The expected output is every entry that follows, reproduced exactly.

[Items from an interface collection]
◆ ◆ ◆ ◆ ◆
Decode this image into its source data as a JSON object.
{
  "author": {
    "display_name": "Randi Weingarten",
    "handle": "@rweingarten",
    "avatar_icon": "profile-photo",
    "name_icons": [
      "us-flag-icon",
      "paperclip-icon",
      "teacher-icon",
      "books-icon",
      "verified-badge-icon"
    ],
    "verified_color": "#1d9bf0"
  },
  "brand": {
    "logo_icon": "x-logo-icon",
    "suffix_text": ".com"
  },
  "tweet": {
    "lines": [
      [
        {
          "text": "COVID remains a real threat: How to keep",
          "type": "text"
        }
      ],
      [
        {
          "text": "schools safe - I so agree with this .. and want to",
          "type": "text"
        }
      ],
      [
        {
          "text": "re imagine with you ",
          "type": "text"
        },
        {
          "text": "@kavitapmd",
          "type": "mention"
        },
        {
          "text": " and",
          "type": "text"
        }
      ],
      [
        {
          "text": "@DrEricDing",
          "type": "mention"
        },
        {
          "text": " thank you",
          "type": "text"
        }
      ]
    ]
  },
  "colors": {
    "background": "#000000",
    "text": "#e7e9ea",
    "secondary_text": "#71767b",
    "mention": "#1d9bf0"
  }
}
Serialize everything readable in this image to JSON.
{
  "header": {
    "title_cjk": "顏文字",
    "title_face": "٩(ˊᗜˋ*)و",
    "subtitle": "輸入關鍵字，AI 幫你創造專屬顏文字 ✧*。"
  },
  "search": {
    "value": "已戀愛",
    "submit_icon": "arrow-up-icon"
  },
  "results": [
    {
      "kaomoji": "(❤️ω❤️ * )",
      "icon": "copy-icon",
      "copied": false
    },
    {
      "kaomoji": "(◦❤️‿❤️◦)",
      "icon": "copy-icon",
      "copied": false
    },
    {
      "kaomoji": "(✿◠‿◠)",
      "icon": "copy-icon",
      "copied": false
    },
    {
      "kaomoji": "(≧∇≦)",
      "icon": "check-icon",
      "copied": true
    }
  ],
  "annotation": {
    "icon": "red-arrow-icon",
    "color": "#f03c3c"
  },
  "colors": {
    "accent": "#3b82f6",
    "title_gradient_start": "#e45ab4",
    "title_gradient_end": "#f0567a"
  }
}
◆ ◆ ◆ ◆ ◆
**TASK SOLUTION**
Decode this image into its source data as a JSON object.
{
  "author": {
    "display_name": "Randi Weingarten",
    "handle": "@rweingarten",
    "avatar_icon": "profile-photo",
    "name_icons": [
      "us-flag-icon",
      "paperclip-icon",
      "teacher-icon",
      "books-icon",
      "verified-badge-icon"
    ],
    "verified_color": "#1d9bf0"
  },
  "brand": {
    "logo_icon": "x-logo-icon",
    "suffix_text": ".com"
  },
  "tweet": {
    "lines": [
      [
        {
          "text": "COVID remains a real threat: How to keep",
          "type": "text"
        }
      ],
      [
        {
          "text": "schools safe - I so agree with this .. and want to",
          "type": "text"
        }
      ],
      [
        {
          "text": "re imagine with you ",
          "type": "text"
        },
        {
          "text": "@kavitapmd",
          "type": "mention"
        },
        {
          "text": " and",
          "type": "text"
        }
      ],
      [
        {
          "text": "@DrEricDing",
          "type": "mention"
        },
        {
          "text": " thank you",
          "type": "text"
        }
      ]
    ]
  },
  "colors": {
    "background": "#000000",
    "text": "#e7e9ea",
    "secondary_text": "#71767b",
    "mention": "#1d9bf0"
  }
}
Serialize everything readable in this image to JSON.
{
  "header": {
    "title_cjk": "顏文字",
    "title_face": "٩(ˊᗜˋ*)و",
    "subtitle": "輸入關鍵字，AI 幫你創造專屬顏文字 ✧*。"
  },
  "search": {
    "value": "已戀愛",
    "submit_icon": "arrow-up-icon"
  },
  "results": [
    {
      "kaomoji": "(❤️ω❤️ * )",
      "icon": "copy-icon",
      "copied": false
    },
    {
      "kaomoji": "(◦❤️‿❤️◦)",
      "icon": "copy-icon",
      "copied": false
    },
    {
      "kaomoji": "(✿◠‿◠)",
      "icon": "copy-icon",
      "copied": false
    },
    {
      "kaomoji": "(≧∇≦)",
      "icon": "check-icon",
      "copied": true
    }
  ],
  "annotation": {
    "icon": "red-arrow-icon",
    "color": "#f03c3c"
  },
  "colors": {
    "accent": "#3b82f6",
    "title_gradient_start": "#e45ab4",
    "title_gradient_end": "#f0567a"
  }
}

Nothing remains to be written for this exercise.